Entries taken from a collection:

::::::

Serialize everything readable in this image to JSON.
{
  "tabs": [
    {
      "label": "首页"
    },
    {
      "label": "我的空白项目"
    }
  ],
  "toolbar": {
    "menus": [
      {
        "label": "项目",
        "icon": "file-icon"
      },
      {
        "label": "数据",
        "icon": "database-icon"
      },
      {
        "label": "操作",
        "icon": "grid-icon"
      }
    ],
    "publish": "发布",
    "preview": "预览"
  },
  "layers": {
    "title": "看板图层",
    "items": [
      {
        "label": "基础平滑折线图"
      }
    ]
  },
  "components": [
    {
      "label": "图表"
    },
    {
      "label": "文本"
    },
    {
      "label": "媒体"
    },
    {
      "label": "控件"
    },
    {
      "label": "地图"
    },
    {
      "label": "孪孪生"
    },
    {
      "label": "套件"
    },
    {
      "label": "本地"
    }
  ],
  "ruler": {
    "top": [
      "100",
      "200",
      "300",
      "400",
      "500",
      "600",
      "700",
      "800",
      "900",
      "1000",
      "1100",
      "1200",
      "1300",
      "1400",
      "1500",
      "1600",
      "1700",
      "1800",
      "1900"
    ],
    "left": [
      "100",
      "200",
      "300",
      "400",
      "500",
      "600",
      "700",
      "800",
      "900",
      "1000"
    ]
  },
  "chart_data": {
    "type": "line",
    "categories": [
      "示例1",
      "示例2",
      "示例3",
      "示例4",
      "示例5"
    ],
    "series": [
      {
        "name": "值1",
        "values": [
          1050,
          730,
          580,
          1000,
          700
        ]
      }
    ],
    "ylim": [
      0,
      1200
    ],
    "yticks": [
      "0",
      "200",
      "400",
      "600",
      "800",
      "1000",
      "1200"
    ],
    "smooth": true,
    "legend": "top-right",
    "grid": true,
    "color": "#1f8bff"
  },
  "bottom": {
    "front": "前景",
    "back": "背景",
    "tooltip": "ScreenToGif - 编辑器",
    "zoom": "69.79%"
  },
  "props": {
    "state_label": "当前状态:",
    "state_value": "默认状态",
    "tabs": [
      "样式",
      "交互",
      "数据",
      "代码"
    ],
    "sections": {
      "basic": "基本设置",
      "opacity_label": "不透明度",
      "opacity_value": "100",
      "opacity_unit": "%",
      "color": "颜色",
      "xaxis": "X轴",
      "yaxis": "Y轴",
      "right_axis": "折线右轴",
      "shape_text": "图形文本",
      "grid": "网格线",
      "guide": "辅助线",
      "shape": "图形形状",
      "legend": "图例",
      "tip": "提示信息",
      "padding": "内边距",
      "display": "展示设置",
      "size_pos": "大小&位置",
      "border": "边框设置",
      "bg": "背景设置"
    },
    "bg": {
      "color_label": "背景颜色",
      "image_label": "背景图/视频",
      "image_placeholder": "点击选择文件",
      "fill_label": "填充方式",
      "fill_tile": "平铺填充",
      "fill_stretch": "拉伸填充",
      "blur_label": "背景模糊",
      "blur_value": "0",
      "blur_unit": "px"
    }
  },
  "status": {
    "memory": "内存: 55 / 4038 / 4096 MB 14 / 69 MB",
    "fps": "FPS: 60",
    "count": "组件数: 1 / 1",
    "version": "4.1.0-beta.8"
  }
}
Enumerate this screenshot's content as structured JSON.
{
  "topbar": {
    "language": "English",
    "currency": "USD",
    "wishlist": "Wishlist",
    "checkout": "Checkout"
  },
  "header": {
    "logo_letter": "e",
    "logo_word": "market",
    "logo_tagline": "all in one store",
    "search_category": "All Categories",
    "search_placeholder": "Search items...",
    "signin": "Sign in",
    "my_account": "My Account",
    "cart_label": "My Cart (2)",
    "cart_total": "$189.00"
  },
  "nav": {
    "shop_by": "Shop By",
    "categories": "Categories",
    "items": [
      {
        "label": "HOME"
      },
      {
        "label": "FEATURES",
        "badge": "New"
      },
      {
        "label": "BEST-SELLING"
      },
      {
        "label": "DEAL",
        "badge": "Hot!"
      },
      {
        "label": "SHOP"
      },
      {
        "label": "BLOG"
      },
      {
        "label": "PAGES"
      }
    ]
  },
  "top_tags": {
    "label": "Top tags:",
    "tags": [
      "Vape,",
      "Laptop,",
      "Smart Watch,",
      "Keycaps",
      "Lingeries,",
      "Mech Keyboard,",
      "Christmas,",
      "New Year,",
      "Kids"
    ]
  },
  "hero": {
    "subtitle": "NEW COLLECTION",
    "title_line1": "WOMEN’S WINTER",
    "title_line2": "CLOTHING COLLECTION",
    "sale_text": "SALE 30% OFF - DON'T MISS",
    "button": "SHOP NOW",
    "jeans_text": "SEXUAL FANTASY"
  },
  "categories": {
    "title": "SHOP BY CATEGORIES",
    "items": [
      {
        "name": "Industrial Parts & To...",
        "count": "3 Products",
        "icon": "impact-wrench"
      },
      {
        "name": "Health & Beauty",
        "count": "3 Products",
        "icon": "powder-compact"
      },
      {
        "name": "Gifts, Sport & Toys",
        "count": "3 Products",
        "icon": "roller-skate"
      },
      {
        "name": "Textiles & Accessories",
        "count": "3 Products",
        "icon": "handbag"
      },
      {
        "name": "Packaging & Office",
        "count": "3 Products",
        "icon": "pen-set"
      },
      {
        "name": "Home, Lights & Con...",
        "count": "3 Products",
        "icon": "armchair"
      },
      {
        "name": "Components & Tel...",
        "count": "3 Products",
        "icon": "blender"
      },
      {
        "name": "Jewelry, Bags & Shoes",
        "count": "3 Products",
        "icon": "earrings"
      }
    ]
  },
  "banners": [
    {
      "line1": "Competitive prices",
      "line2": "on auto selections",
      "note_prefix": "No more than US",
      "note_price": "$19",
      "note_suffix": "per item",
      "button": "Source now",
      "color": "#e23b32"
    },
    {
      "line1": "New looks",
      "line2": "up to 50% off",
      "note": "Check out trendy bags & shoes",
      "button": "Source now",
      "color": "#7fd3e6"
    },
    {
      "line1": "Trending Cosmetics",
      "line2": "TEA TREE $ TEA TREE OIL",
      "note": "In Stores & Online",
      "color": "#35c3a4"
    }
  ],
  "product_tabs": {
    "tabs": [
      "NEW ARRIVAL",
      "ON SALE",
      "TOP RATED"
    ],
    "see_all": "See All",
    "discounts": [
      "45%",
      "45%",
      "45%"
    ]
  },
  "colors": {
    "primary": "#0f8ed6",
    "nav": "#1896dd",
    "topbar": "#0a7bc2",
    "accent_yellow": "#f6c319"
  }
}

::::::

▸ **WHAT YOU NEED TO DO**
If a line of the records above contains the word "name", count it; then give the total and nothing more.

▸ **SOLUTION**
9